START SUPPLIED DATA
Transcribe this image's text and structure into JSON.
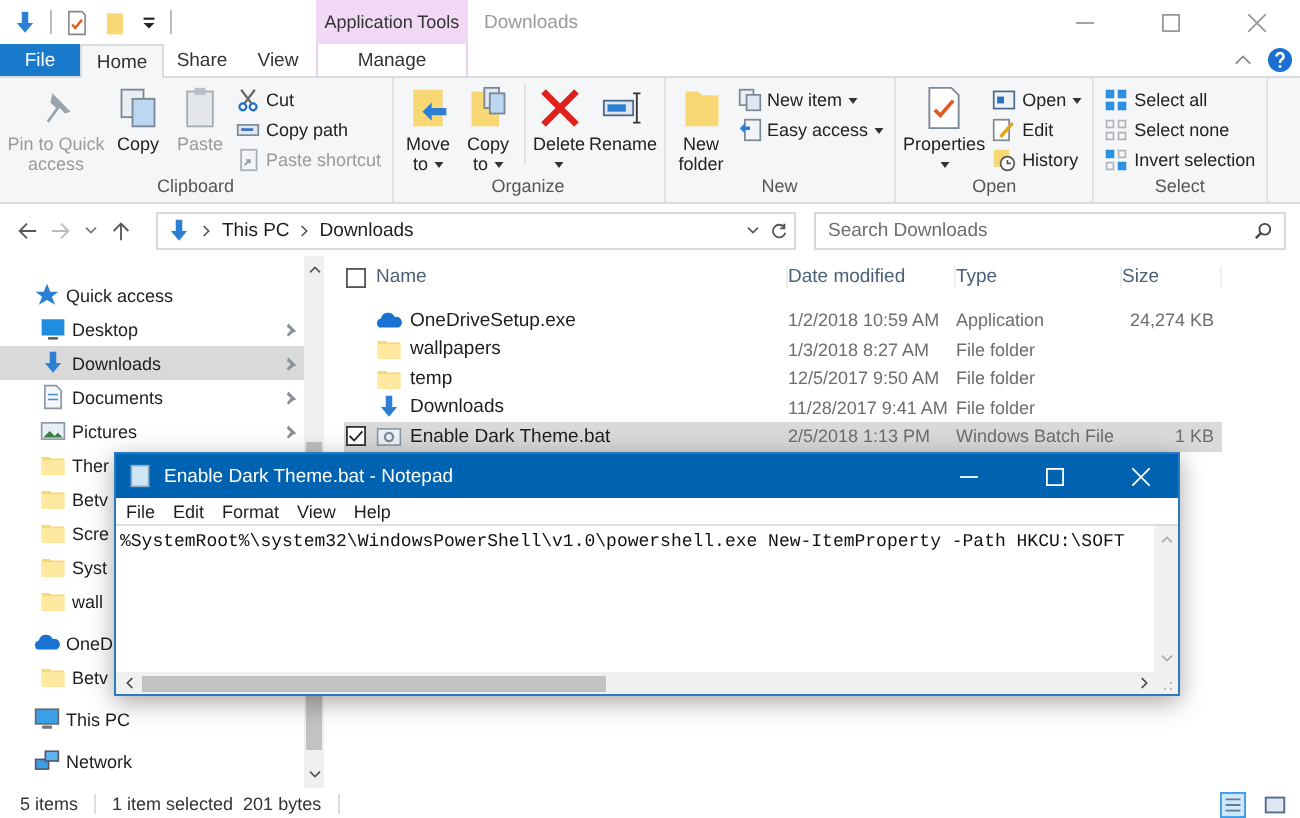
{
  "window": {
    "title": "Downloads",
    "context_group": "Application Tools"
  },
  "tabs": [
    {
      "label": "File",
      "kind": "file",
      "selected": false
    },
    {
      "label": "Home",
      "kind": "tab",
      "selected": true
    },
    {
      "label": "Share",
      "kind": "tab",
      "selected": false
    },
    {
      "label": "View",
      "kind": "tab",
      "selected": false
    },
    {
      "label": "Manage",
      "kind": "contextual",
      "selected": false
    }
  ],
  "ribbon": {
    "groups": [
      {
        "label": "Clipboard",
        "items": [
          {
            "label": "Pin to Quick access",
            "disabled": true,
            "dropdown": false
          },
          {
            "label": "Copy",
            "disabled": false,
            "dropdown": false
          },
          {
            "label": "Paste",
            "disabled": true,
            "dropdown": false
          },
          {
            "label": "Cut",
            "disabled": false,
            "dropdown": false
          },
          {
            "label": "Copy path",
            "disabled": false,
            "dropdown": false
          },
          {
            "label": "Paste shortcut",
            "disabled": true,
            "dropdown": false
          }
        ]
      },
      {
        "label": "Organize",
        "items": [
          {
            "label": "Move to",
            "disabled": false,
            "dropdown": true
          },
          {
            "label": "Copy to",
            "disabled": false,
            "dropdown": true
          },
          {
            "label": "Delete",
            "disabled": false,
            "dropdown": true
          },
          {
            "label": "Rename",
            "disabled": false,
            "dropdown": false
          }
        ]
      },
      {
        "label": "New",
        "items": [
          {
            "label": "New folder",
            "disabled": false,
            "dropdown": false
          },
          {
            "label": "New item",
            "disabled": false,
            "dropdown": true
          },
          {
            "label": "Easy access",
            "disabled": false,
            "dropdown": true
          }
        ]
      },
      {
        "label": "Open",
        "items": [
          {
            "label": "Properties",
            "disabled": false,
            "dropdown": true
          },
          {
            "label": "Open",
            "disabled": false,
            "dropdown": true
          },
          {
            "label": "Edit",
            "disabled": false,
            "dropdown": false
          },
          {
            "label": "History",
            "disabled": false,
            "dropdown": false
          }
        ]
      },
      {
        "label": "Select",
        "items": [
          {
            "label": "Select all",
            "disabled": false,
            "dropdown": false
          },
          {
            "label": "Select none",
            "disabled": false,
            "dropdown": false
          },
          {
            "label": "Invert selection",
            "disabled": false,
            "dropdown": false
          }
        ]
      }
    ]
  },
  "address": {
    "path": [
      "This PC",
      "Downloads"
    ]
  },
  "search": {
    "placeholder": "Search Downloads"
  },
  "sidebar": {
    "items": [
      {
        "label": "Quick access",
        "kind": "star",
        "selected": false,
        "children": [
          {
            "label": "Desktop",
            "kind": "desktop",
            "selected": false,
            "pinned": true
          },
          {
            "label": "Downloads",
            "kind": "download",
            "selected": true,
            "pinned": true
          },
          {
            "label": "Documents",
            "kind": "documents",
            "selected": false,
            "pinned": true
          },
          {
            "label": "Pictures",
            "kind": "pictures",
            "selected": false,
            "pinned": true
          },
          {
            "label": "Ther",
            "kind": "folder",
            "selected": false
          },
          {
            "label": "Betv",
            "kind": "folder",
            "selected": false
          },
          {
            "label": "Scre",
            "kind": "folder",
            "selected": false
          },
          {
            "label": "Syst",
            "kind": "folder",
            "selected": false
          },
          {
            "label": "wall",
            "kind": "folder",
            "selected": false
          }
        ]
      },
      {
        "label": "OneD",
        "kind": "onedrive",
        "selected": false,
        "children": [
          {
            "label": "Betv",
            "kind": "folder",
            "selected": false
          }
        ]
      },
      {
        "label": "This PC",
        "kind": "pc",
        "selected": false
      },
      {
        "label": "Network",
        "kind": "network",
        "selected": false
      }
    ]
  },
  "table": {
    "all_checked": false,
    "columns": [
      "Name",
      "Date modified",
      "Type",
      "Size"
    ],
    "rows": [
      {
        "name": "OneDriveSetup.exe",
        "date": "1/2/2018 10:59 AM",
        "type": "Application",
        "size": "24,274 KB",
        "kind": "onedrive",
        "selected": false
      },
      {
        "name": "wallpapers",
        "date": "1/3/2018 8:27 AM",
        "type": "File folder",
        "kind": "folder",
        "selected": false
      },
      {
        "name": "temp",
        "date": "12/5/2017 9:50 AM",
        "type": "File folder",
        "kind": "folder",
        "selected": false
      },
      {
        "name": "Downloads",
        "date": "11/28/2017 9:41 AM",
        "type": "File folder",
        "kind": "download",
        "selected": false
      },
      {
        "name": "Enable Dark Theme.bat",
        "date": "2/5/2018 1:13 PM",
        "type": "Windows Batch File",
        "size": "1 KB",
        "kind": "batch",
        "selected": true
      }
    ]
  },
  "status_bar": {
    "item_count": "5 items",
    "selection": "1 item selected",
    "size": "201 bytes",
    "views": [
      {
        "selected": true
      },
      {
        "selected": false
      }
    ]
  },
  "notepad": {
    "title": "Enable Dark Theme.bat - Notepad",
    "menu": [
      "File",
      "Edit",
      "Format",
      "View",
      "Help"
    ],
    "text": "%SystemRoot%\\system32\\WindowsPowerShell\\v1.0\\powershell.exe New-ItemProperty -Path HKCU:\\SOFT"
  }
}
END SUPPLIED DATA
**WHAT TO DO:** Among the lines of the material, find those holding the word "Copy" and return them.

**EXPECTED OUTPUT:**
            "label": "Copy",
            "label": "Copy path",
            "label": "Copy to",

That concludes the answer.